Julie the pugSkin and Coat

As pets age, their skin and coat condition deteriorates. Cats tend to groom themselves less meaning that regular brushing sessions are needed to prevent the build up of mats which, if left untreated, may require sedation in order to shave affected areas. Quality nutrition and grooming can play a vital role in the maintenance of your pet’s skin and hair health. Quite often, skin conditions can be linked to an underlying medical problem such as hypothyroidism in dogs. Therefore, a trip to your veterinarian is beneficial to rule out such disorders before beginning symptomatic treatment.
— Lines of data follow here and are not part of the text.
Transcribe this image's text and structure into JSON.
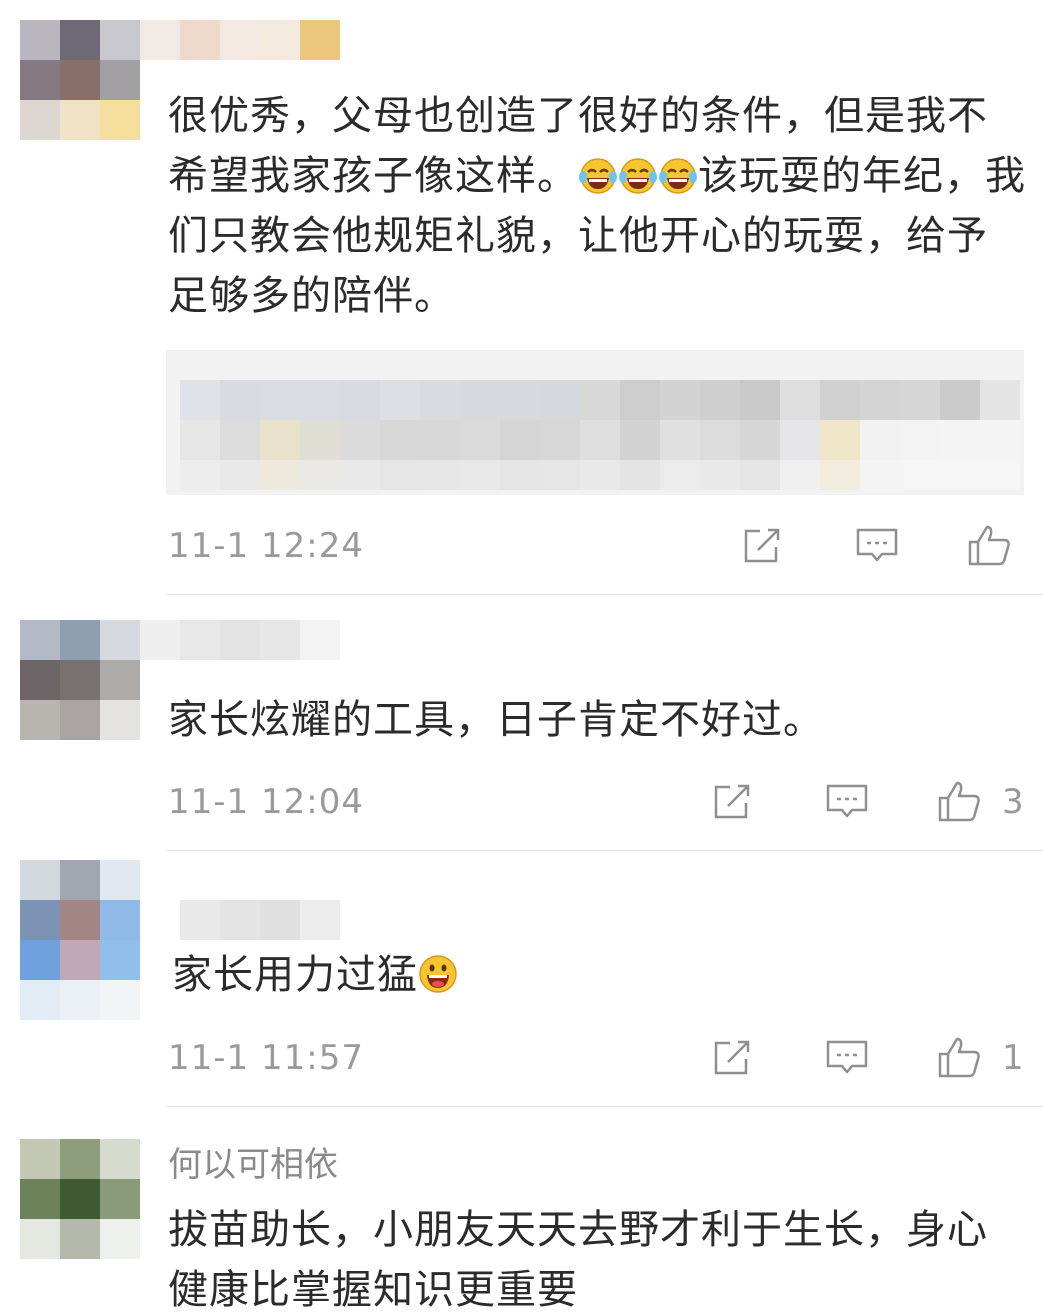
{
  "comments": [
    {
      "username": "",
      "text": "很优秀，父母也创造了很好的条件，但是我不希望我家孩子像这样。",
      "text_after_emoji": "该玩耍的年纪，我们只教会他规矩礼貌，让他开心的玩耍，给予足够多的陪伴。",
      "emoji_icons": [
        "tears-of-joy-emoji",
        "tears-of-joy-emoji",
        "tears-of-joy-emoji"
      ],
      "time": "11-1 12:24",
      "like_count": ""
    },
    {
      "username": "",
      "text": "家长炫耀的工具，日子肯定不好过。",
      "time": "11-1 12:04",
      "like_count": "3"
    },
    {
      "username": "",
      "text": "家长用力过猛",
      "emoji_icons": [
        "grinning-emoji"
      ],
      "time": "11-1 11:57",
      "like_count": "1"
    },
    {
      "username": "何以可相依",
      "text": "拔苗助长，小朋友天天去野才利于生长，身心健康比掌握知识更重要",
      "time": "",
      "like_count": ""
    }
  ],
  "icons": {
    "share": "share-icon",
    "reply": "reply-icon",
    "like": "thumbs-up-icon"
  },
  "colors": {
    "text": "#2b2b2b",
    "meta": "#9a9a9a",
    "divider": "#e6e6e6",
    "quote_bg": "#f2f2f2"
  }
}
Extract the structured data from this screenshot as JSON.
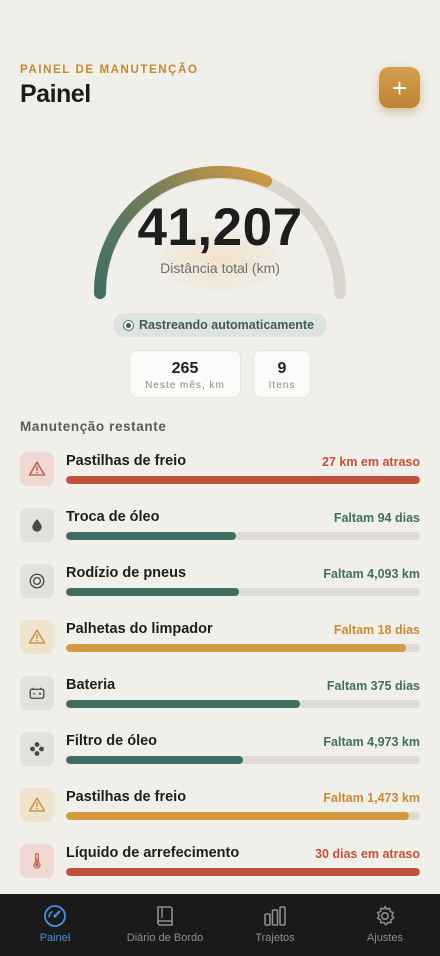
{
  "header": {
    "eyebrow": "PAINEL DE MANUTENÇÃO",
    "title": "Painel",
    "add_label": "+"
  },
  "gauge": {
    "value": "41,207",
    "label": "Distância total (km)"
  },
  "tracking": {
    "label": "Rastreando automaticamente"
  },
  "stats": [
    {
      "value": "265",
      "label": "Neste mês, km"
    },
    {
      "value": "9",
      "label": "Itens"
    }
  ],
  "maintenance": {
    "title": "Manutenção restante",
    "items": [
      {
        "name": "Pastilhas de freio",
        "status": "27 km em atraso",
        "status_color": "#c0513a",
        "progress": 1.0,
        "bar_color": "#c0513a",
        "icon": "warning-triangle-icon",
        "icon_color": "#c0513a",
        "icon_bg": "#f0d9d3"
      },
      {
        "name": "Troca de óleo",
        "status": "Faltam 94 dias",
        "status_color": "#3f6f62",
        "progress": 0.48,
        "bar_color": "#3f6f62",
        "icon": "oil-drop-icon",
        "icon_color": "#4a4a4a",
        "icon_bg": "#e3e1dd"
      },
      {
        "name": "Rodízio de pneus",
        "status": "Faltam 4,093 km",
        "status_color": "#3f6f62",
        "progress": 0.49,
        "bar_color": "#3f6f62",
        "icon": "tire-icon",
        "icon_color": "#4a4a4a",
        "icon_bg": "#e3e1dd"
      },
      {
        "name": "Palhetas do limpador",
        "status": "Faltam 18 dias",
        "status_color": "#c98a30",
        "progress": 0.96,
        "bar_color": "#d39a44",
        "icon": "warning-triangle-icon",
        "icon_color": "#c98a30",
        "icon_bg": "#f1e4cf"
      },
      {
        "name": "Bateria",
        "status": "Faltam 375 dias",
        "status_color": "#3f6f62",
        "progress": 0.66,
        "bar_color": "#3f6f62",
        "icon": "battery-icon",
        "icon_color": "#4a4a4a",
        "icon_bg": "#e3e1dd"
      },
      {
        "name": "Filtro de óleo",
        "status": "Faltam 4,973 km",
        "status_color": "#3f6f62",
        "progress": 0.5,
        "bar_color": "#3f6f62",
        "icon": "filter-icon",
        "icon_color": "#4a4a4a",
        "icon_bg": "#e3e1dd"
      },
      {
        "name": "Pastilhas de freio",
        "status": "Faltam 1,473 km",
        "status_color": "#c98a30",
        "progress": 0.97,
        "bar_color": "#d39a44",
        "icon": "warning-triangle-icon",
        "icon_color": "#c98a30",
        "icon_bg": "#f1e4cf"
      },
      {
        "name": "Líquido de arrefecimento",
        "status": "30 dias em atraso",
        "status_color": "#c0513a",
        "progress": 1.0,
        "bar_color": "#c0513a",
        "icon": "thermometer-icon",
        "icon_color": "#c0513a",
        "icon_bg": "#f0d9d3"
      }
    ]
  },
  "tabs": [
    {
      "label": "Painel",
      "icon": "gauge-icon",
      "active": true
    },
    {
      "label": "Diário de Bordo",
      "icon": "book-icon",
      "active": false
    },
    {
      "label": "Trajetos",
      "icon": "bars-icon",
      "active": false
    },
    {
      "label": "Ajustes",
      "icon": "gear-icon",
      "active": false
    }
  ],
  "colors": {
    "accent": "#c08a32",
    "green": "#3f6f62",
    "red": "#c0513a",
    "amber": "#d39a44",
    "tab_active": "#4a90e8"
  }
}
Just like us, as our pets age their kidneys decrease in their ability to flush the body. Decreased kidney function is a condition that will affect most animals as they reach senior status. Evaluation of kidney function through urinalysis and blood work allow both owner and veterinarian to make an informed decision of the course of action needed; whether medication or just a change in nutrition.

The Tantramar Veterinary Hospital prides itself on having the senior citizens of the pet world represent a large portion of its clientele. If you think it’s time for your older friend to come in for a senior exam or to discuss an ongoing condition don’t hesitate to give us a call.

Hiltz in Santa hatTime for a senior exam?

Check all that apply. My pet:

  • Is drinking more than usual
  • Seems to get lost
  • Isn’t acting him/herself
  • Has difficulty finding the door or car
  • Doesn’t respond to verbal commands
  • Shows signs of pain
  • Sleeps more in a 24 hour period
  • Sleeps less in a 24 hour period
  • Has difficulty climbing stairs/getting up
  • Persistently vocalizes
  • Seems to shake/have tremors
  • Is stiff or limping
  • Has increased urination
  • Has accidents in the house when previously housebroken
  • Does not interact with us as much
  • Is eating more/eating less
  • Has lost/gained noticeable weight
  • Is panting excessively
  • Has new lumps or has lumps that are growing
  • Is tearing and rubbing their eyes more than usual
  • Has a coat that is becoming greasy, dry or flaky
  • Is starting to lose its hair

If you answered yes to one or more of these questions, then it may be time for a senior exam. Contact us today to schedule an appointment.